that milk helps prevent rickets, milk suddenly becomes a drug."
As to the companies they’re supposed to oversee,
in testimony before the House Subcommittee on Intergovernmental
Relations, 1970, FDA Commissioner Charles C. Edwards testified: "(It
is) not our policy to jeopardize the financial interests of the
Later Senator William Proxmire was quoted saying:
"The FDA...(is) actively hostile against the manufacture, sale and
distribution of vitamins and mineral as food or food supplements.
They are out to get the health food industry and drive the health

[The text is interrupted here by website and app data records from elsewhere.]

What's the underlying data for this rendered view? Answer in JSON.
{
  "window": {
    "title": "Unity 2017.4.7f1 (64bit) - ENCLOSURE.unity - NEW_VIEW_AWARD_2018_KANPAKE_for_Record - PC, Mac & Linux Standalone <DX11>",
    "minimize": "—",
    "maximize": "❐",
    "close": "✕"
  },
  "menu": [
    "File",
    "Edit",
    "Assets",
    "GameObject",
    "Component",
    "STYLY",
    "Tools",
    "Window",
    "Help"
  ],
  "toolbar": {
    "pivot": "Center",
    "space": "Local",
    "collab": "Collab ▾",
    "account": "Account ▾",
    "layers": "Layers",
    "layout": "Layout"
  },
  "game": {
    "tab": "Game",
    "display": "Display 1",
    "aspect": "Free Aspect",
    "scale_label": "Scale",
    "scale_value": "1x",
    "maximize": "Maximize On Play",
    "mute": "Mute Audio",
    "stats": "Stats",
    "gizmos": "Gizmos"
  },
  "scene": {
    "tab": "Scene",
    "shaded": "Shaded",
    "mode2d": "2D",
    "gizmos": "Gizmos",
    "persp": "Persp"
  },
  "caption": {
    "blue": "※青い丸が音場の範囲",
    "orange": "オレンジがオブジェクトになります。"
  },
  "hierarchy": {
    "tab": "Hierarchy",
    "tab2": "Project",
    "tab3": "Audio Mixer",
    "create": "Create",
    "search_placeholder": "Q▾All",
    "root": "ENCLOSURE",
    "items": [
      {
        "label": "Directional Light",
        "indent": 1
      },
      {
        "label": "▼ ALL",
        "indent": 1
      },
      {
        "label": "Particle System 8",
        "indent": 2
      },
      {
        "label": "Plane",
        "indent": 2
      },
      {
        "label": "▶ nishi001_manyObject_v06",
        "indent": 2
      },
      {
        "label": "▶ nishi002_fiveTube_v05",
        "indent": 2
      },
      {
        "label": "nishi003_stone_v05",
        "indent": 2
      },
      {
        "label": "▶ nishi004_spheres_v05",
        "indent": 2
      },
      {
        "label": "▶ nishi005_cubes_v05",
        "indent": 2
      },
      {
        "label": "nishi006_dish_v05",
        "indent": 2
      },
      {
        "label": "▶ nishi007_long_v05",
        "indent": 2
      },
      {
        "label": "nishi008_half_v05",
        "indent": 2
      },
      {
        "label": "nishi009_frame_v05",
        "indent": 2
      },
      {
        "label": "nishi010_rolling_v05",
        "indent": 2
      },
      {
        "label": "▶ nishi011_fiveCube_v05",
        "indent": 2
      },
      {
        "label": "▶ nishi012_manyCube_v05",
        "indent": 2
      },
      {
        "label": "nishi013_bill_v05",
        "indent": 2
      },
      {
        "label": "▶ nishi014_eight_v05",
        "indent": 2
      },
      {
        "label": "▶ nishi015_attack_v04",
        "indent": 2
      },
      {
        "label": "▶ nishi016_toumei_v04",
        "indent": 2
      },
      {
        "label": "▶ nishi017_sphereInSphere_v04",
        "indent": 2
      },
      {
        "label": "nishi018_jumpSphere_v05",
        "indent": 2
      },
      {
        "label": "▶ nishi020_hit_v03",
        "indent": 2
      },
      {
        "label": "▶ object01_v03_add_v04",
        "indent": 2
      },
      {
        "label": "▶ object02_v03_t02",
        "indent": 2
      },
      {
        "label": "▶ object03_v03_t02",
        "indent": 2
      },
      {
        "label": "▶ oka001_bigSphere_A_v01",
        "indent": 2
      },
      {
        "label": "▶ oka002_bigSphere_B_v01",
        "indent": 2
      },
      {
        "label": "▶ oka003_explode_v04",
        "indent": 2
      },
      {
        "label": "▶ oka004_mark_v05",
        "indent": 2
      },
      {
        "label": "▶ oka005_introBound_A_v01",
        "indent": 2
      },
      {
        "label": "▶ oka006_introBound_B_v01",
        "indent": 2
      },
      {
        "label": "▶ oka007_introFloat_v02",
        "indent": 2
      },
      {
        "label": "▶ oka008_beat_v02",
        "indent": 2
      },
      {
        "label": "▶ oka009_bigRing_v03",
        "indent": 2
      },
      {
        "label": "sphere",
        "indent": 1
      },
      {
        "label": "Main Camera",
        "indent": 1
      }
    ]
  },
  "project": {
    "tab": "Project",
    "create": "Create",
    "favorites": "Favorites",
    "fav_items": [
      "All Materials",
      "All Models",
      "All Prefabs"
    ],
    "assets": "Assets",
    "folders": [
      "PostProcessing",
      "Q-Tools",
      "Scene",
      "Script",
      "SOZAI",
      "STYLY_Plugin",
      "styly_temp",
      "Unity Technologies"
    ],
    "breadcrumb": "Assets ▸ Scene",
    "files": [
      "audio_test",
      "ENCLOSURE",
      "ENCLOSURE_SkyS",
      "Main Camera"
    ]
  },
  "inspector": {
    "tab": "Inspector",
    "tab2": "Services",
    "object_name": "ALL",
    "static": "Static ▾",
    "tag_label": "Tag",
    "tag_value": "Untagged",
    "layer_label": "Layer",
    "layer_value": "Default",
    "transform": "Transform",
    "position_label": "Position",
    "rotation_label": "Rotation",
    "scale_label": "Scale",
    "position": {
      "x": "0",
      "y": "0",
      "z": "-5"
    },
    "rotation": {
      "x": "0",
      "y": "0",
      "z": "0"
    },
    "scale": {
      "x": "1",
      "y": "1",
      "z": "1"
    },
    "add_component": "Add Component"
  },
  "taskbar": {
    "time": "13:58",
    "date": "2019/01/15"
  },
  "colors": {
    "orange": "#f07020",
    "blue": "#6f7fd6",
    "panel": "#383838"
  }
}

food stores out of business. And they are trying to do this out of
active hostility and prejudice."
While Oliver cries out for “regulation” of
supplements, regulation isn’t even on the list of things the FDA has
in store for vitamins and supplements. In order to protect the
profits of the pharmaceutical industry, their main goal is to
destroy the vitamin and supplement industry, and that, ladies and
gentlemen, is exactly why people like you and me sent money to
Senators Hatch and Harkin.
We wanted to rein in the FDA and keep their hands
off of our supplements.
And yes, we will honestly admit that there will be a
lot of crap on the market, especially when Dr Oz sings out
“miraculous” and “magical.” But this is why we have organizations
like Consumer Labs
that will review the literature on a specific supplement and then
test the leading brands.
Sure, some supplements will not have in them what
they claim to have in them. This is fraud, and the supplement
industry is rife with fraud at times. But again,
this is why we have Consumer Labs; this is why we, at this site, and many others
exposes on fraudulent products; why we read
Dr. Ray Sahelian, MD, and
Dr Alan Sears;
and why we receive newsletters and do our own
thorough research. This is why we shop for trusted brands, like Swanson's, NOW
Foods, Nature Made, and many, many more.
The simple fact is: people who are concerned with
their health are the most informed buyers in America. And when some
clown like Dr Oz spouts off about miracles and the clowns in his
audience take him up on it and order fraudulent products, their
behaviors are injurious to the rest of us who know what the FDA is
up to and who carefully pick and choose our nutrition and
nutritional products to maintain good health.
When Dr Oz spouts off about the miracle named “garcinia
cambogia,” we the buyer can go to a good number of trusted sites to learn
that it’s really “garbagea.”
Yes, we who want good health, who are interested
in our good health, and are doing things to maintain our good
health; we are the overseers of vitamins and supplements.
Do we really need the crooked FDA, daily
complicitly foisting off on the public dangerous drugs while trying to
outlaw berries and raw milk?
I don’t think so.
FDA Complicit in Pushing Prescription Drugs
Senate Report Claims GSK Hid Avandia Risks, FDA May Be Complicit
The Vioxx scandal: damning Senate testimony reveals drug company,
FDA DRUG APPROVAL PROCESS IS WORRYINGLY FLEXIBLE AND RIFE WITH
ERRORS, NEW STUDIES FIND
Indicting Big Pharma
NSAID Pain Killers Linked to Irregular Heartbeat